MONDAY, OCTOBER 5, 1998202/514-9800


Community Forum To Focus on Methamphetamine

OMAHA -- The wide-spread problem of methamphetamine will be the focus tonight during a community forum in Omaha. The forum, which is sponsored by the U.S. Attorney's Office in Omaha, will be attended by members of the Methamphetamine Interagency Task Force, whose second meeting is being held at the University of Nebraska at Omaha.

Local experts from Omaha and the surrounding area will be leading an open discussion on methamphetamine, including problems associated with its manufacture, distribution and use. Panel members include representatives from the local drug treatment community, a local drug court, local law enforcement, a school based drug counselor, and a local prevention specialist. Moderating the meeting will be Dr. B.J. Reed, Chair of the Department of Public Administration at the University of Nebraska at Omaha. The forum will take place at the Westin Aquila Hotel from 7:30-9:30 p.m.

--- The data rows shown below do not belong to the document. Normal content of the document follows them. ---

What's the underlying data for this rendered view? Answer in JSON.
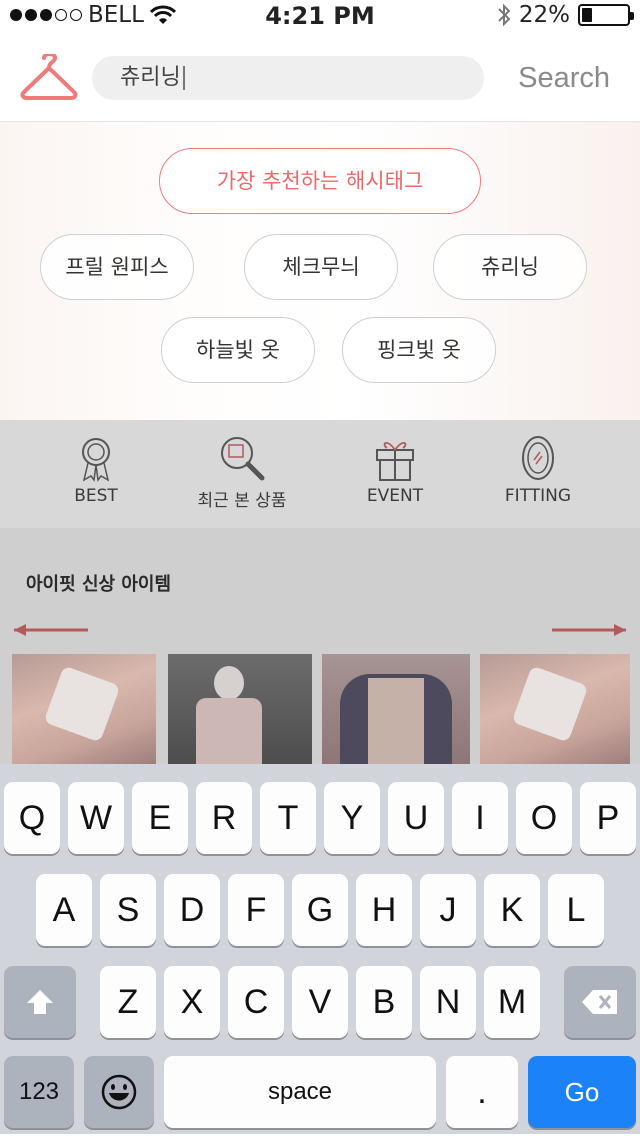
{
  "status_bar": {
    "carrier": "BELL",
    "time": "4:21 PM",
    "battery": "22%",
    "battery_level": 0.22
  },
  "header": {
    "search_value": "츄리닝",
    "search_button": "Search"
  },
  "hashtags": {
    "recommend_label": "가장 추천하는 해시태그",
    "tags": [
      "프릴 원피스",
      "체크무늬",
      "츄리닝",
      "하늘빛 옷",
      "핑크빛 옷"
    ]
  },
  "menu": [
    {
      "label": "BEST",
      "icon": "medal-icon"
    },
    {
      "label": "최근 본 상품",
      "icon": "magnifier-icon"
    },
    {
      "label": "EVENT",
      "icon": "gift-icon"
    },
    {
      "label": "FITTING",
      "icon": "mirror-icon"
    }
  ],
  "new_items": {
    "title": "아이핏 신상 아이템"
  },
  "keyboard": {
    "row1": [
      "Q",
      "W",
      "E",
      "R",
      "T",
      "Y",
      "U",
      "I",
      "O",
      "P"
    ],
    "row2": [
      "A",
      "S",
      "D",
      "F",
      "G",
      "H",
      "J",
      "K",
      "L"
    ],
    "row3": [
      "Z",
      "X",
      "C",
      "V",
      "B",
      "N",
      "M"
    ],
    "num_key": "123",
    "space_key": "space",
    "period_key": ".",
    "go_key": "Go"
  },
  "colors": {
    "accent": "#ee6a6a",
    "go_key": "#1b82f7",
    "keyboard_bg": "#d1d5db"
  }
}
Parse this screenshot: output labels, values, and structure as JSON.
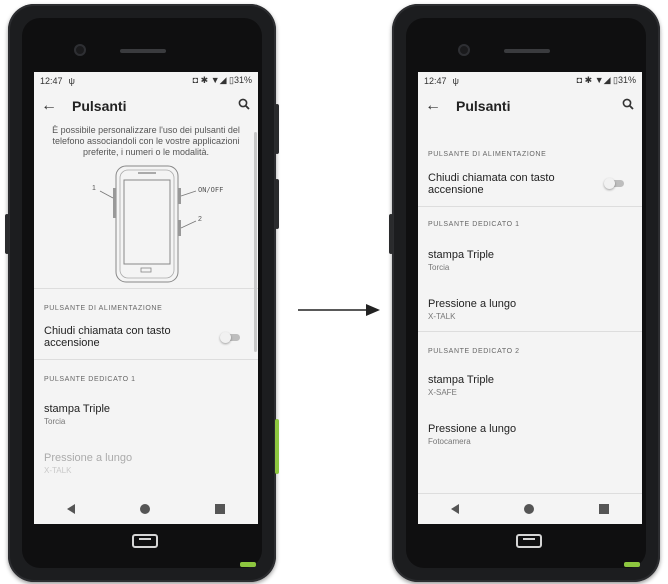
{
  "left_phone": {
    "status": {
      "time": "12:47",
      "usb": "ψ",
      "right": "◘ ✱ ▼◢ ▯31%"
    },
    "appbar": {
      "title": "Pulsanti",
      "back": "←",
      "search": "search"
    },
    "intro_text": "È possibile personalizzare l'uso dei pulsanti del telefono associandoli con le vostre applicazioni preferite, i numeri o le modalità.",
    "diagram": {
      "label_1": "1",
      "label_onoff": "ON/OFF",
      "label_2": "2"
    },
    "section_power": "PULSANTE DI ALIMENTAZIONE",
    "power_pref": {
      "title": "Chiudi chiamata con tasto accensione",
      "toggle_on": false
    },
    "section_dedicated1": "PULSANTE DEDICATO 1",
    "triple": {
      "title": "stampa Triple",
      "summary": "Torcia"
    },
    "long": {
      "title": "Pressione a lungo",
      "summary": "X-TALK"
    }
  },
  "right_phone": {
    "status": {
      "time": "12:47",
      "usb": "ψ",
      "right": "◘ ✱ ▼◢ ▯31%"
    },
    "appbar": {
      "title": "Pulsanti",
      "back": "←",
      "search": "search"
    },
    "section_power": "PULSANTE DI ALIMENTAZIONE",
    "power_pref": {
      "title": "Chiudi chiamata con tasto accensione",
      "toggle_on": false
    },
    "section_dedicated1": "PULSANTE DEDICATO 1",
    "triple1": {
      "title": "stampa Triple",
      "summary": "Torcia"
    },
    "long1": {
      "title": "Pressione a lungo",
      "summary": "X-TALK"
    },
    "section_dedicated2": "PULSANTE DEDICATO 2",
    "triple2": {
      "title": "stampa Triple",
      "summary": "X-SAFE"
    },
    "long2": {
      "title": "Pressione a lungo",
      "summary": "Fotocamera"
    }
  },
  "icons": {
    "arrow": "arrow-right-icon",
    "search": "search-icon",
    "back": "back-arrow-icon"
  },
  "colors": {
    "phone_body": "#1c1d1f",
    "screen_bg": "#f4f4f4",
    "accent_green": "#8dc63f"
  }
}
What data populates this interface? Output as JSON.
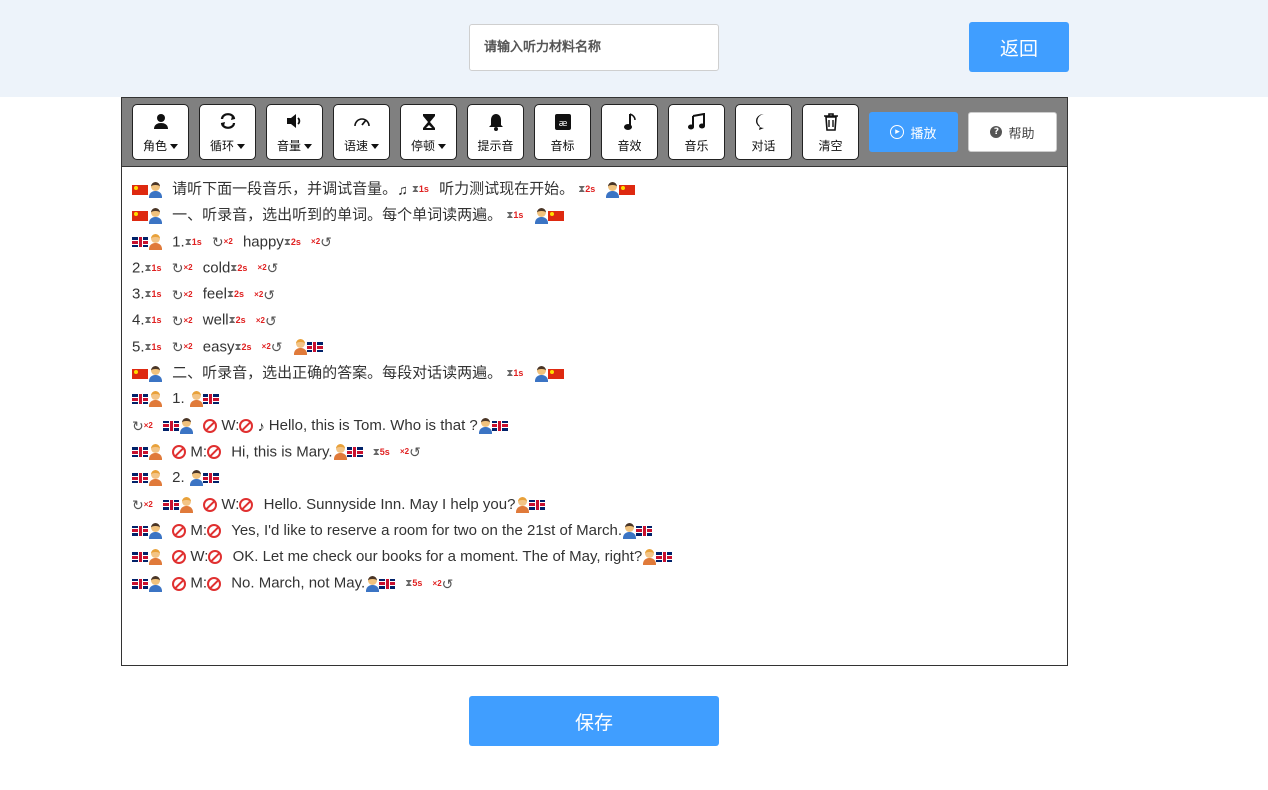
{
  "header": {
    "title_placeholder": "请输入听力材料名称",
    "back_label": "返回"
  },
  "toolbar": {
    "tools": [
      {
        "icon": "person-icon",
        "label": "角色",
        "dropdown": true
      },
      {
        "icon": "loop-icon",
        "label": "循环",
        "dropdown": true
      },
      {
        "icon": "volume-icon",
        "label": "音量",
        "dropdown": true
      },
      {
        "icon": "speedometer-icon",
        "label": "语速",
        "dropdown": true
      },
      {
        "icon": "hourglass-icon",
        "label": "停顿",
        "dropdown": true
      },
      {
        "icon": "bell-icon",
        "label": "提示音",
        "dropdown": false
      },
      {
        "icon": "phonetic-icon",
        "label": "音标",
        "dropdown": false
      },
      {
        "icon": "note-icon",
        "label": "音效",
        "dropdown": false
      },
      {
        "icon": "music-icon",
        "label": "音乐",
        "dropdown": false
      },
      {
        "icon": "chat-icon",
        "label": "对话",
        "dropdown": false
      },
      {
        "icon": "trash-icon",
        "label": "清空",
        "dropdown": false
      }
    ],
    "play_label": "播放",
    "help_label": "帮助"
  },
  "content": {
    "lines": [
      {
        "t1": "请听下面一段音乐，并调试音量。",
        "t2": "听力测试现在开始。",
        "pause1": "1s",
        "pause2": "2s"
      },
      {
        "t1": "一、听录音，选出听到的单词。每个单词读两遍。",
        "pause1": "1s"
      },
      {
        "t1": "1.",
        "pause1": "1s",
        "w": "happy",
        "pause2": "2s"
      },
      {
        "t1": "2.",
        "pause1": "1s",
        "w": "cold",
        "pause2": "2s"
      },
      {
        "t1": "3.",
        "pause1": "1s",
        "w": "feel",
        "pause2": "2s"
      },
      {
        "t1": "4.",
        "pause1": "1s",
        "w": "well",
        "pause2": "2s"
      },
      {
        "t1": "5.",
        "pause1": "1s",
        "w": "easy",
        "pause2": "2s"
      },
      {
        "t1": "二、听录音，选出正确的答案。每段对话读两遍。",
        "pause1": "1s"
      },
      {
        "t1": "1."
      },
      {
        "spk": "W:",
        "t1": "Hello, this is Tom. Who is that ?"
      },
      {
        "spk": "M:",
        "t1": "Hi, this is Mary.",
        "pause1": "5s"
      },
      {
        "t1": "2."
      },
      {
        "spk": "W:",
        "t1": "Hello. Sunnyside Inn. May I help you?"
      },
      {
        "spk": "M:",
        "t1": "Yes, I'd like to reserve a room for two on the 21st of March."
      },
      {
        "spk": "W:",
        "t1": "OK. Let me check our books for a moment. The of May, right?"
      },
      {
        "spk": "M:",
        "t1": "No. March, not May.",
        "pause1": "5s"
      }
    ],
    "repeat_badge": "×2"
  },
  "footer": {
    "save_label": "保存"
  },
  "colors": {
    "accent": "#409eff",
    "topbar": "#edf3fa",
    "toolbar": "#808080"
  }
}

Methamphetamine is a potent, addictive drug with troubling effects and consequences. It is relatively easy to manufacture, so it is extremely difficult to control the distribution and use of the drug. In addition, the manufacturing process poses a serious public health risk due to the presence of several toxic substances that occur in the process. The Methamphetamine Interagency Task Force, created by the Methamphetamine Control Act of 1996, is responsible for evaluating the design and implementation of the education, prevention, and treatment practices and strategies of the Federal government with respect to methamphetamine and other synthetic stimulants.

Jeremy Travis, the Director of the Justice Department's National Institute of Justice (NIJ), and Dr. Donald Vereen, Deputy Director of the Office of National Drug Control Policy (ONDCP) are the acting co-chairs of the Task Force (representing Attorney General Janet Reno and ONDCP Director General Barry McCaffrey. They will lead the morning and afternoon Task Force meeting as well as participate in the evening forum.

Jeremy Travis, the former Deputy Commissioner for Legal Matters of the New York City Police Department (NYPD), was nominated by President Clinton to head the National Institute of Justice on March 31, 1994 and confirmed by the Senate on September 23, 1994. While with the NYPD, Mr. Travis developed the Civil Enforcement Initiative, which provided lawyers as counsel to police precincts; authored New York City's ban on assault weapons; introduced new technologies into the arrest process; and drafted the Police Department's quality-of-life strategy, entitled "Reclaiming New York's Public Spaces." As chair of the New York City Chancellor's Advisory Panel on School Safety, Mr. Travis developed a proposal for a new approach to school violence.

The National Institute of Justice (NIJ), a component of the Office of Justice Programs, is the research and development arm of the U.S. Department of Justice. NIJ is authorized to support crime and justice research, evaluation, and demonstration programs, development of technology, and both national and international information dissemination.

Dr. Donald Vereen previously served as Special Assistant to the Director Medical Affairs at the National Institute on Drug Abuse (NIDA), National Institutes of Health (NIH). During his tenure at NIH, Dr. Vereen's work focused on the development of research conducted in hospital emergency rooms, mental health clinics, urban public schools, and urban communities using epidemiological and ethnographic methodologies. While at NIDA, Dr. Vereen had oversight responsibility for the development of new research partnerships with the criminal justice, treatment, and prevention communities, which included research addressing the relationship between drugs and violence.

The principal purpose of ONDCP is to establish policies, priorities, and objectives for the Nation's drug control program, the goals of which are to reduce illicit drug use, manufacturing, and trafficking; drug-related crime and violence; and drug-related health consequences. To achieve these goals, the Director of ONDCP is charged with producing the National Drug Control Strategy, which directs the Nation's anti-drug efforts and establishes a program, a budget, and guidelines for cooperation among Federal, State, and local entities.

For further information on the Omaha Community Forum on Methamphetamine or the Methamphetamine Interagency Task Force, contact Charles Miller, Office of Congressional and Public Affairs at (202) 514-9800.